Holly Shit these are good!!
What you need:
1 tube of ready-to-cook cinnamon rolls with frosting
8 slices of uncooked bacon
What you do: Unroll cinnamon pastry out into 8 long strips (they are already cut the same width as the bacon). Next lay bacon strip on top of the cinnamon pastry strip and roll back up. After assembling put on un-greased baking sheet in pre-heated 425 degree oven for 15 minutes. Then remove from oven and drizzle icing on top. Eat while still warm!
Don Yovicsin, owner of Jake’s Dixie Roadhouse in Waltham, makes his own bacon-flavored vodka, which has become a huge hit in Bloody Marys, he says.
He fried a batch of Niman Ranch thick-cut applewood-smoked bacon, added the crispy bacon to a large infuser jar with Absolut vodka, then let it sit for four weeks. After the liquor was smoky, he filtered out the bacon pieces with cheesecloth, chilled the vodka to congeal the bacon fat, then removed it via coffee filter. The remaining smoky liquor was bottled and put behind the bar, where Jake’s is serving it in a variety of cocktails. “The clear winner has been our Bloody Mary,” said Yovicsin. “It’s too perfect with the smoky bacon flavor.”
1 1/2 oz. bacon-flavored vodka
6 oz. Bloody Mary mix
1 Slim Jim
1 lime wedge

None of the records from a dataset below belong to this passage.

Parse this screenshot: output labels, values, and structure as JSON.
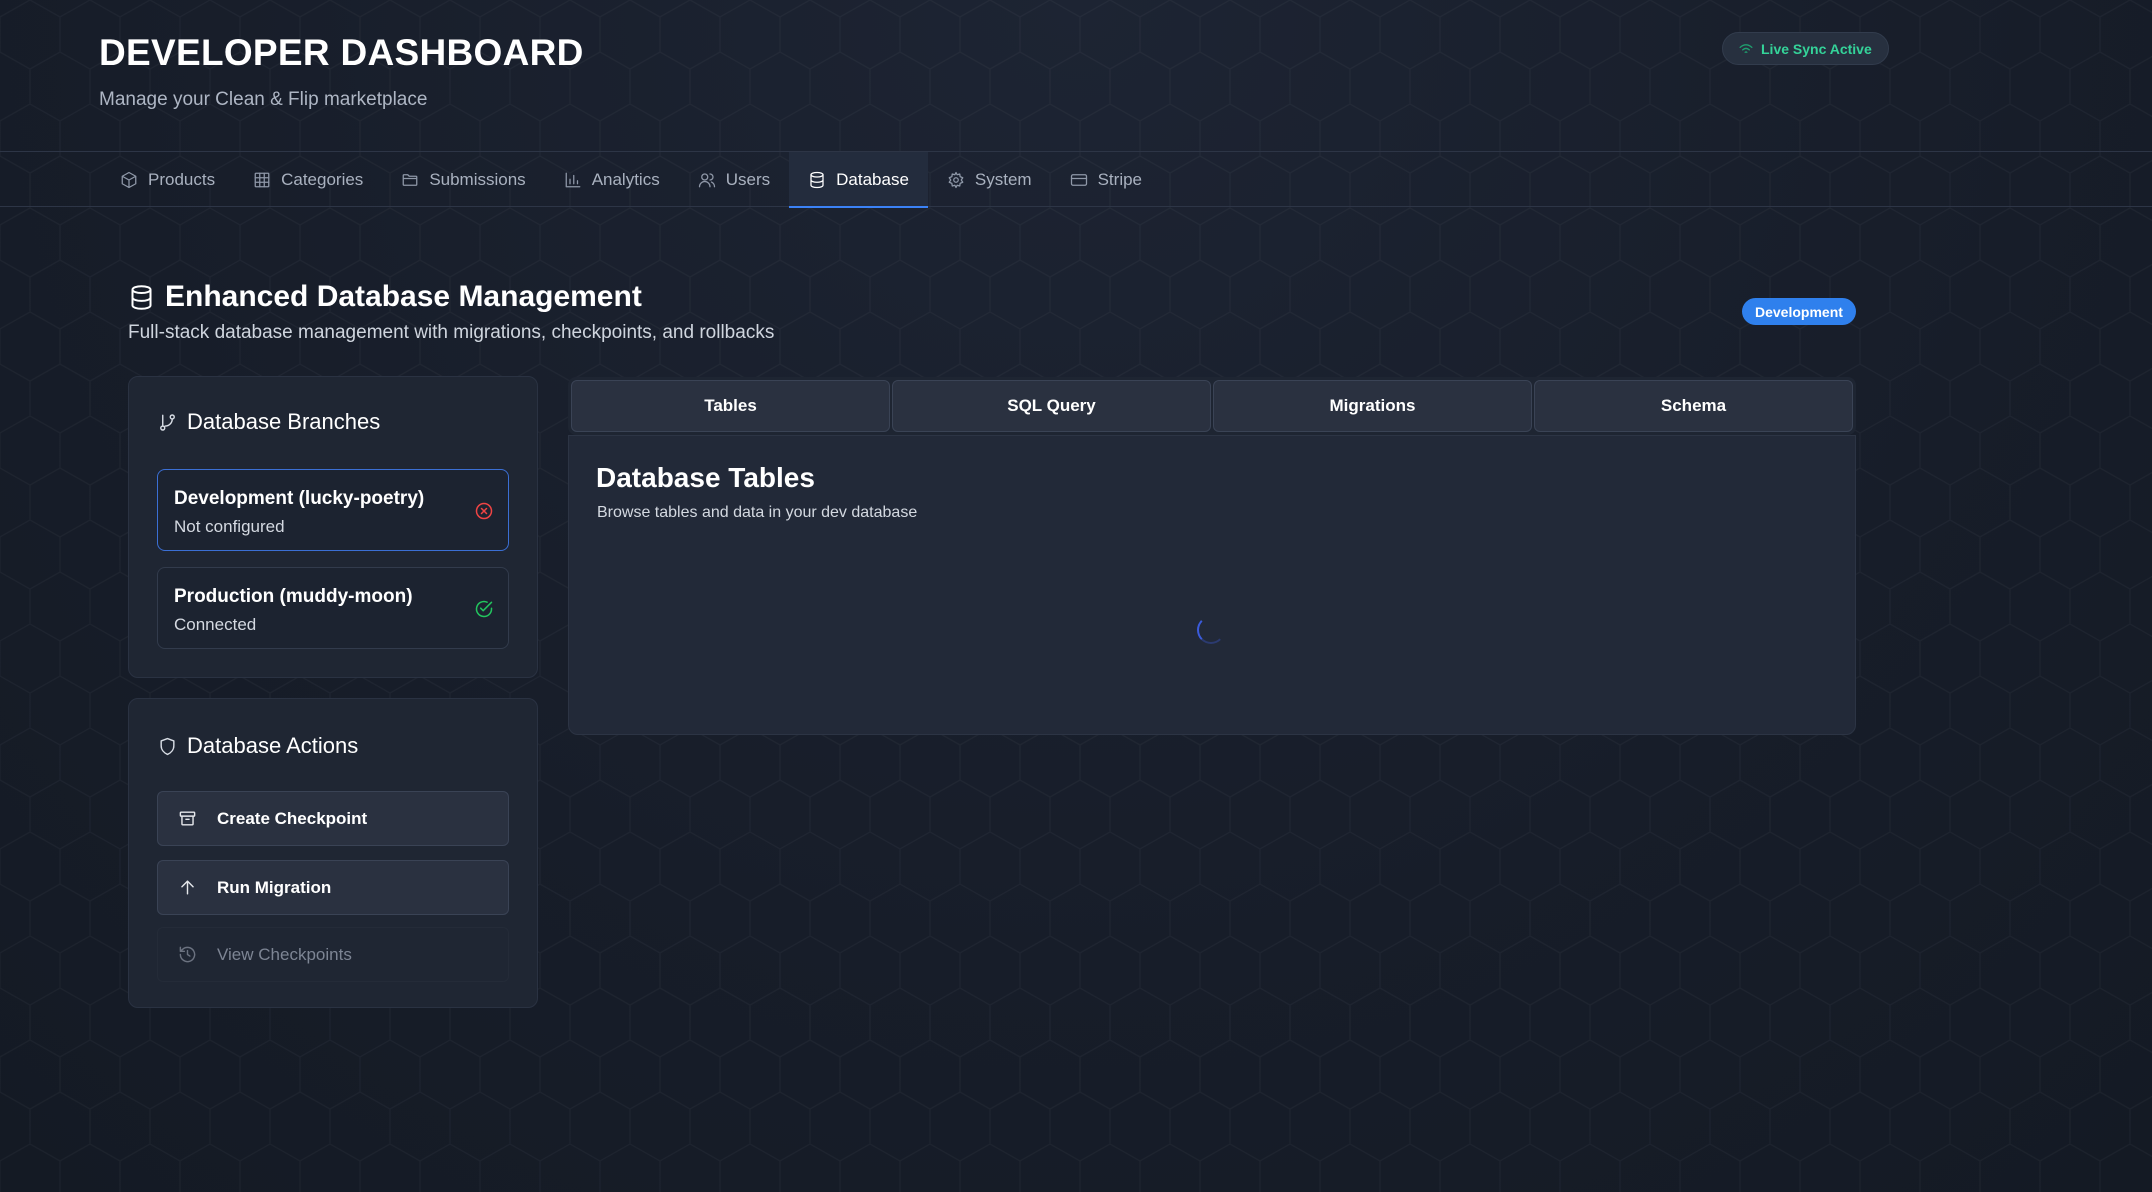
{
  "header": {
    "title": "DEVELOPER DASHBOARD",
    "subtitle": "Manage your Clean & Flip marketplace",
    "sync_status": "Live Sync Active"
  },
  "nav": {
    "items": [
      {
        "label": "Products",
        "icon": "box-icon"
      },
      {
        "label": "Categories",
        "icon": "grid-icon"
      },
      {
        "label": "Submissions",
        "icon": "folder-icon"
      },
      {
        "label": "Analytics",
        "icon": "bar-chart-icon"
      },
      {
        "label": "Users",
        "icon": "users-icon"
      },
      {
        "label": "Database",
        "icon": "database-icon",
        "active": true
      },
      {
        "label": "System",
        "icon": "gear-icon"
      },
      {
        "label": "Stripe",
        "icon": "credit-card-icon"
      }
    ]
  },
  "section": {
    "title": "Enhanced Database Management",
    "description": "Full-stack database management with migrations, checkpoints, and rollbacks",
    "env_badge": "Development"
  },
  "branches": {
    "title": "Database Branches",
    "items": [
      {
        "name": "Development (lucky-poetry)",
        "status": "Not configured",
        "state": "error",
        "selected": true
      },
      {
        "name": "Production (muddy-moon)",
        "status": "Connected",
        "state": "ok",
        "selected": false
      }
    ]
  },
  "actions": {
    "title": "Database Actions",
    "create_checkpoint": "Create Checkpoint",
    "run_migration": "Run Migration",
    "view_checkpoints": "View Checkpoints"
  },
  "tabs": [
    "Tables",
    "SQL Query",
    "Migrations",
    "Schema"
  ],
  "panel": {
    "title": "Database Tables",
    "description": "Browse tables and data in your dev database"
  },
  "colors": {
    "accent": "#3b82f6",
    "badge": "#2f80ed",
    "sync_green": "#34d399",
    "error_red": "#ef4444",
    "ok_green": "#22c55e",
    "background": "#171d29"
  }
}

Mix the bacon-flavored vodka and Bloody Mary mix together. Rub rim of tall glass with barbecue spices. Pour mix into glass. Garnish with Slim Jim and lime wedge.
This was lunch at Google NYC’s cafeteria to celebrate the birthday of the head of the cafe staff…
A Sugar Rush and Heart Attack at the same time!
Dasha Khabarova prods the ‘s’ shaped chocolate bar in front of her. You can understand why she’s in no rush to eat it – the Ukrainian student has just been served pork fat covered in chocolate.
“It’s salty on the inside and very sweet on the outside. It’s unusual yes, but it’s completely disgusting,” says Dasha. Forget deep-fried Mars bar. One of the unhealthiest snacks in the world can now be found in Ukraine. For years people here have loved pork fat, known as salo. Normally, small slices of the white fat are eaten with black bread, raw garlic and vodka. But this new twist is designed to appeal to Ukraine’s love of all things fatty.
For the equivalent of £1 you can now get four small sticks of salo covered in chocolate at Kiev’s poshest Ukrainian restaurant. “Our head chef likes to experiment so now we have this new creation.” says Roman Novitski, the manager of Tsarske Selo restaurant. “It’s turned out quite well, and most people seem to like it.”
“I love it as it’s unusual. I was given the first serving of Lviv’s chocolate salo. Perhaps they were testing my bravery, but I ate it and I’m still alive!” Ruslana laughs. “It’s the worst combination you could have. I think that people should steer clear of the Ukrainian Snickers.” The former Soviet republic already has one of the highest death rates from heart disease in Europe.
NEW YORK – An artist best known for decorative cheese has broadened his palette, or palate, to ham. Cosimo Cavallaro, who once repainted a New York hotel room in melted mozzarella, has covered a bed in processed ham. “I feel like I am back in my mother’s deli,” the artist said Thursday.
His installation in a street-level gallery space of the Roger Smith Hotel in midtown Manhattan involved slicing 312 pounds of ham and tossing the meat on top of a four-poster bed. The installation, which took 3 1/2 hours, will be kept in the air-conditioned room for two days.
According to the artist, no concern about cockroaches has been raised. “They are welcome,” he said. “Imagine what this looks like from the point of view of an insect.”
He added that his cheese exhibits had never attracted a mouse. “Too much cheese,” he said. “It would have overwhelmed them.”
Outside, pedestrians stopped to peer in through the glass. Some called the project a waste of food. But nearby delis were said to be picking up business because the mounds of meat seemed to trigger appetites.
Sliced ham, Cavallaro said, is “a pure form of America: all kinds of parts, boiled and pressed together.” Despite his training in an Italian art school, he said he had rejected Prosciutto — “It would have been pompous.” He also shelved an idea to do ham and eggs as “too pretentious, too thought out.”